» **How to complete this task**
All of the data, from the first line to the last, should be reproduced without alteration.

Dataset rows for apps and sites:
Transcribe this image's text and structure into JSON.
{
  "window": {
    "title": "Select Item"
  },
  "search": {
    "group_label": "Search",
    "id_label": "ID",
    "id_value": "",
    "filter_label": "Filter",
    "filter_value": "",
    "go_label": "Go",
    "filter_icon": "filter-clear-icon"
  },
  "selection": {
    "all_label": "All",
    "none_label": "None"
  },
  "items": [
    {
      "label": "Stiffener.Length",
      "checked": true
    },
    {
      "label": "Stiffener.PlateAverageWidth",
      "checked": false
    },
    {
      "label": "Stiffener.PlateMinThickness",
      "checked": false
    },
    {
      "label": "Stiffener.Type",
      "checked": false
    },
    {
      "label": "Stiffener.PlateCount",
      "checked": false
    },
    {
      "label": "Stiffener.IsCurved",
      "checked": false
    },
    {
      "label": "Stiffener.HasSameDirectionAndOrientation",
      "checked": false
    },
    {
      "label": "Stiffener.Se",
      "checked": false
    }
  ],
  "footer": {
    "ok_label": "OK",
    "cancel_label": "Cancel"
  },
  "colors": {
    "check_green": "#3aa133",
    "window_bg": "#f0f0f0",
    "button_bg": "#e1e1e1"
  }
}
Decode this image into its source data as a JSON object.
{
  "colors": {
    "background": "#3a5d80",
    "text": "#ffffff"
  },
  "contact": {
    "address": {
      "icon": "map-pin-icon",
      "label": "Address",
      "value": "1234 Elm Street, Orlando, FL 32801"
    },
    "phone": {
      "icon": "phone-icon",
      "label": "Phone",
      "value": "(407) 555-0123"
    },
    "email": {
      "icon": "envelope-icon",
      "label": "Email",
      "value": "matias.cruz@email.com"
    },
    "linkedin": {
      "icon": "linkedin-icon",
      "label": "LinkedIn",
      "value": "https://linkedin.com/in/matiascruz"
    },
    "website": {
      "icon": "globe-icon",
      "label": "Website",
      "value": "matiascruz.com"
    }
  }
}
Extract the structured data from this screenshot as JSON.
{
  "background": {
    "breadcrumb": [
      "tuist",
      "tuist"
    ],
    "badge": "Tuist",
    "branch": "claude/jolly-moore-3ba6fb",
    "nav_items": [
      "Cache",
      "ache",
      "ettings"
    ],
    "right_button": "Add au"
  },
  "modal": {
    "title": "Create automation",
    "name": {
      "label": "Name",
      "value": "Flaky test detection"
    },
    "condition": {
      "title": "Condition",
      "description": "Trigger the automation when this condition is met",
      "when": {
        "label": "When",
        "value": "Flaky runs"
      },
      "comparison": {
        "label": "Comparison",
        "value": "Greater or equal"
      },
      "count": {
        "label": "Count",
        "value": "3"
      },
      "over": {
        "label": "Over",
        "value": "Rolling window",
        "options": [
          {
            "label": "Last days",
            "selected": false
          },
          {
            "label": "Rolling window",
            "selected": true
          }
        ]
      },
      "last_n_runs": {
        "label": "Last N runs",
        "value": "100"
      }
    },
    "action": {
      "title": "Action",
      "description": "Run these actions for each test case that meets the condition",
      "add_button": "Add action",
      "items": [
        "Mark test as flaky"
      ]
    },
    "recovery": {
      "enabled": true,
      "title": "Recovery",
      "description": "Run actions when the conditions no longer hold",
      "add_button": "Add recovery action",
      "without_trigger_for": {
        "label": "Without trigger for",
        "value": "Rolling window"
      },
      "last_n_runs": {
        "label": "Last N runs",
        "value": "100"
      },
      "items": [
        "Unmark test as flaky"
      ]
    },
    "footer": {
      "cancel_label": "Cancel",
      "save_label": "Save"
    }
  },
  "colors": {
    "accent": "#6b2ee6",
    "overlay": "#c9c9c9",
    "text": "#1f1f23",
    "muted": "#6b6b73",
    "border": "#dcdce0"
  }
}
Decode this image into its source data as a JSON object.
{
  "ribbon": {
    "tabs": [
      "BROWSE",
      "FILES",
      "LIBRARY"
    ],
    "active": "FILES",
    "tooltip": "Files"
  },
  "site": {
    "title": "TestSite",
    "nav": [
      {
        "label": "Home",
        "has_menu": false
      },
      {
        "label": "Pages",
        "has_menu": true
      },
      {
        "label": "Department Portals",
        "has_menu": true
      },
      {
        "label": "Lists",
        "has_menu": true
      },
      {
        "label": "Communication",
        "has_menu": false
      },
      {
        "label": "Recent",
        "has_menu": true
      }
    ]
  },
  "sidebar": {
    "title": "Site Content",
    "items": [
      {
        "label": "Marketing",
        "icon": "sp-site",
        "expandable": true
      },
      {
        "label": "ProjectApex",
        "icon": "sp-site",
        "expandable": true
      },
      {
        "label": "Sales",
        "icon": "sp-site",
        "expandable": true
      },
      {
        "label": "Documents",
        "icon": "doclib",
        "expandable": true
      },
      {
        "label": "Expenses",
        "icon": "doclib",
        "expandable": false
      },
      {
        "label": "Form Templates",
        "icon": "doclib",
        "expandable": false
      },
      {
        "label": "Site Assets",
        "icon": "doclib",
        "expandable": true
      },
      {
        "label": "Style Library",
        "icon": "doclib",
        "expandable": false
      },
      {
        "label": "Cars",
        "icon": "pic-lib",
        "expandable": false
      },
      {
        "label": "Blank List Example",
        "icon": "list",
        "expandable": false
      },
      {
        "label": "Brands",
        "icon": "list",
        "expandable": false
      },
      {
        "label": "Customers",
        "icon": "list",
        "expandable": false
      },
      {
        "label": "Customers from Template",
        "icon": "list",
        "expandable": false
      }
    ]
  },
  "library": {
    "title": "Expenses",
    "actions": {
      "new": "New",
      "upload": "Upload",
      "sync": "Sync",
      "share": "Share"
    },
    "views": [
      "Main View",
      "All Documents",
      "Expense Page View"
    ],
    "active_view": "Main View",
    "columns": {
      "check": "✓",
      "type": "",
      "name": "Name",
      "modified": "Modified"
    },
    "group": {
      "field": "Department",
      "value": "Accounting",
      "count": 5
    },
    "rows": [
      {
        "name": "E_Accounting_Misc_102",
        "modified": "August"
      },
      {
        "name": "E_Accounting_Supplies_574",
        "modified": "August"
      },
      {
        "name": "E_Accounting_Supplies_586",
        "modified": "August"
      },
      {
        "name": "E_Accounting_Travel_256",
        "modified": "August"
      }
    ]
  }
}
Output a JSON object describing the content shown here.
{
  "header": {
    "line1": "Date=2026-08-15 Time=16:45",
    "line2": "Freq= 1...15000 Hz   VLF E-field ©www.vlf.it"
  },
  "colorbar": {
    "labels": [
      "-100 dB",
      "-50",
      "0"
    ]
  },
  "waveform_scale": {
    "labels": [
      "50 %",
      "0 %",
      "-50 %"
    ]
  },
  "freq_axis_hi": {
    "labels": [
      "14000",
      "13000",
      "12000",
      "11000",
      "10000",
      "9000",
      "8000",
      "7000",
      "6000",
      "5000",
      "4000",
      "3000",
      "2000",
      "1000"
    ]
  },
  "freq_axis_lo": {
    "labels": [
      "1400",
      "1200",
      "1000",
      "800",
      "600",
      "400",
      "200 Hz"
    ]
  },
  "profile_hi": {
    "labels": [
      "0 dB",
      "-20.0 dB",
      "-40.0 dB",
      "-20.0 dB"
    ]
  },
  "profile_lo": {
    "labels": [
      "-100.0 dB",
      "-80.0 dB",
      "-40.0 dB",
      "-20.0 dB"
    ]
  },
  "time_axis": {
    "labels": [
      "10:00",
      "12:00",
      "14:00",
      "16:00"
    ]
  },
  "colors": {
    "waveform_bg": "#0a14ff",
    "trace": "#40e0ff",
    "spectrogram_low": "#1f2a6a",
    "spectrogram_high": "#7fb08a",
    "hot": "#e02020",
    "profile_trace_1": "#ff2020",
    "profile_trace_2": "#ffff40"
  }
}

» **Answer to the exercise**
Transcribe this image's text and structure into JSON.
{
  "window": {
    "title": "Select Item"
  },
  "search": {
    "group_label": "Search",
    "id_label": "ID",
    "id_value": "",
    "filter_label": "Filter",
    "filter_value": "",
    "go_label": "Go",
    "filter_icon": "filter-clear-icon"
  },
  "selection": {
    "all_label": "All",
    "none_label": "None"
  },
  "items": [
    {
      "label": "Stiffener.Length",
      "checked": true
    },
    {
      "label": "Stiffener.PlateAverageWidth",
      "checked": false
    },
    {
      "label": "Stiffener.PlateMinThickness",
      "checked": false
    },
    {
      "label": "Stiffener.Type",
      "checked": false
    },
    {
      "label": "Stiffener.PlateCount",
      "checked": false
    },
    {
      "label": "Stiffener.IsCurved",
      "checked": false
    },
    {
      "label": "Stiffener.HasSameDirectionAndOrientation",
      "checked": false
    },
    {
      "label": "Stiffener.Se",
      "checked": false
    }
  ],
  "footer": {
    "ok_label": "OK",
    "cancel_label": "Cancel"
  },
  "colors": {
    "check_green": "#3aa133",
    "window_bg": "#f0f0f0",
    "button_bg": "#e1e1e1"
  }
}
Decode this image into its source data as a JSON object.
{
  "colors": {
    "background": "#3a5d80",
    "text": "#ffffff"
  },
  "contact": {
    "address": {
      "icon": "map-pin-icon",
      "label": "Address",
      "value": "1234 Elm Street, Orlando, FL 32801"
    },
    "phone": {
      "icon": "phone-icon",
      "label": "Phone",
      "value": "(407) 555-0123"
    },
    "email": {
      "icon": "envelope-icon",
      "label": "Email",
      "value": "matias.cruz@email.com"
    },
    "linkedin": {
      "icon": "linkedin-icon",
      "label": "LinkedIn",
      "value": "https://linkedin.com/in/matiascruz"
    },
    "website": {
      "icon": "globe-icon",
      "label": "Website",
      "value": "matiascruz.com"
    }
  }
}
Extract the structured data from this screenshot as JSON.
{
  "background": {
    "breadcrumb": [
      "tuist",
      "tuist"
    ],
    "badge": "Tuist",
    "branch": "claude/jolly-moore-3ba6fb",
    "nav_items": [
      "Cache",
      "ache",
      "ettings"
    ],
    "right_button": "Add au"
  },
  "modal": {
    "title": "Create automation",
    "name": {
      "label": "Name",
      "value": "Flaky test detection"
    },
    "condition": {
      "title": "Condition",
      "description": "Trigger the automation when this condition is met",
      "when": {
        "label": "When",
        "value": "Flaky runs"
      },
      "comparison": {
        "label": "Comparison",
        "value": "Greater or equal"
      },
      "count": {
        "label": "Count",
        "value": "3"
      },
      "over": {
        "label": "Over",
        "value": "Rolling window",
        "options": [
          {
            "label": "Last days",
            "selected": false
          },
          {
            "label": "Rolling window",
            "selected": true
          }
        ]
      },
      "last_n_runs": {
        "label": "Last N runs",
        "value": "100"
      }
    },
    "action": {
      "title": "Action",
      "description": "Run these actions for each test case that meets the condition",
      "add_button": "Add action",
      "items": [
        "Mark test as flaky"
      ]
    },
    "recovery": {
      "enabled": true,
      "title": "Recovery",
      "description": "Run actions when the conditions no longer hold",
      "add_button": "Add recovery action",
      "without_trigger_for": {
        "label": "Without trigger for",
        "value": "Rolling window"
      },
      "last_n_runs": {
        "label": "Last N runs",
        "value": "100"
      },
      "items": [
        "Unmark test as flaky"
      ]
    },
    "footer": {
      "cancel_label": "Cancel",
      "save_label": "Save"
    }
  },
  "colors": {
    "accent": "#6b2ee6",
    "overlay": "#c9c9c9",
    "text": "#1f1f23",
    "muted": "#6b6b73",
    "border": "#dcdce0"
  }
}
Decode this image into its source data as a JSON object.
{
  "ribbon": {
    "tabs": [
      "BROWSE",
      "FILES",
      "LIBRARY"
    ],
    "active": "FILES",
    "tooltip": "Files"
  },
  "site": {
    "title": "TestSite",
    "nav": [
      {
        "label": "Home",
        "has_menu": false
      },
      {
        "label": "Pages",
        "has_menu": true
      },
      {
        "label": "Department Portals",
        "has_menu": true
      },
      {
        "label": "Lists",
        "has_menu": true
      },
      {
        "label": "Communication",
        "has_menu": false
      },
      {
        "label": "Recent",
        "has_menu": true
      }
    ]
  },
  "sidebar": {
    "title": "Site Content",
    "items": [
      {
        "label": "Marketing",
        "icon": "sp-site",
        "expandable": true
      },
      {
        "label": "ProjectApex",
        "icon": "sp-site",
        "expandable": true
      },
      {
        "label": "Sales",
        "icon": "sp-site",
        "expandable": true
      },
      {
        "label": "Documents",
        "icon": "doclib",
        "expandable": true
      },
      {
        "label": "Expenses",
        "icon": "doclib",
        "expandable": false
      },
      {
        "label": "Form Templates",
        "icon": "doclib",
        "expandable": false
      },
      {
        "label": "Site Assets",
        "icon": "doclib",
        "expandable": true
      },
      {
        "label": "Style Library",
        "icon": "doclib",
        "expandable": false
      },
      {
        "label": "Cars",
        "icon": "pic-lib",
        "expandable": false
      },
      {
        "label": "Blank List Example",
        "icon": "list",
        "expandable": false
      },
      {
        "label": "Brands",
        "icon": "list",
        "expandable": false
      },
      {
        "label": "Customers",
        "icon": "list",
        "expandable": false
      },
      {
        "label": "Customers from Template",
        "icon": "list",
        "expandable": false
      }
    ]
  },
  "library": {
    "title": "Expenses",
    "actions": {
      "new": "New",
      "upload": "Upload",
      "sync": "Sync",
      "share": "Share"
    },
    "views": [
      "Main View",
      "All Documents",
      "Expense Page View"
    ],
    "active_view": "Main View",
    "columns": {
      "check": "✓",
      "type": "",
      "name": "Name",
      "modified": "Modified"
    },
    "group": {
      "field": "Department",
      "value": "Accounting",
      "count": 5
    },
    "rows": [
      {
        "name": "E_Accounting_Misc_102",
        "modified": "August"
      },
      {
        "name": "E_Accounting_Supplies_574",
        "modified": "August"
      },
      {
        "name": "E_Accounting_Supplies_586",
        "modified": "August"
      },
      {
        "name": "E_Accounting_Travel_256",
        "modified": "August"
      }
    ]
  }
}
Output a JSON object describing the content shown here.
{
  "header": {
    "line1": "Date=2026-08-15 Time=16:45",
    "line2": "Freq= 1...15000 Hz   VLF E-field ©www.vlf.it"
  },
  "colorbar": {
    "labels": [
      "-100 dB",
      "-50",
      "0"
    ]
  },
  "waveform_scale": {
    "labels": [
      "50 %",
      "0 %",
      "-50 %"
    ]
  },
  "freq_axis_hi": {
    "labels": [
      "14000",
      "13000",
      "12000",
      "11000",
      "10000",
      "9000",
      "8000",
      "7000",
      "6000",
      "5000",
      "4000",
      "3000",
      "2000",
      "1000"
    ]
  },
  "freq_axis_lo": {
    "labels": [
      "1400",
      "1200",
      "1000",
      "800",
      "600",
      "400",
      "200 Hz"
    ]
  },
  "profile_hi": {
    "labels": [
      "0 dB",
      "-20.0 dB",
      "-40.0 dB",
      "-20.0 dB"
    ]
  },
  "profile_lo": {
    "labels": [
      "-100.0 dB",
      "-80.0 dB",
      "-40.0 dB",
      "-20.0 dB"
    ]
  },
  "time_axis": {
    "labels": [
      "10:00",
      "12:00",
      "14:00",
      "16:00"
    ]
  },
  "colors": {
    "waveform_bg": "#0a14ff",
    "trace": "#40e0ff",
    "spectrogram_low": "#1f2a6a",
    "spectrogram_high": "#7fb08a",
    "hot": "#e02020",
    "profile_trace_1": "#ff2020",
    "profile_trace_2": "#ffff40"
  }
}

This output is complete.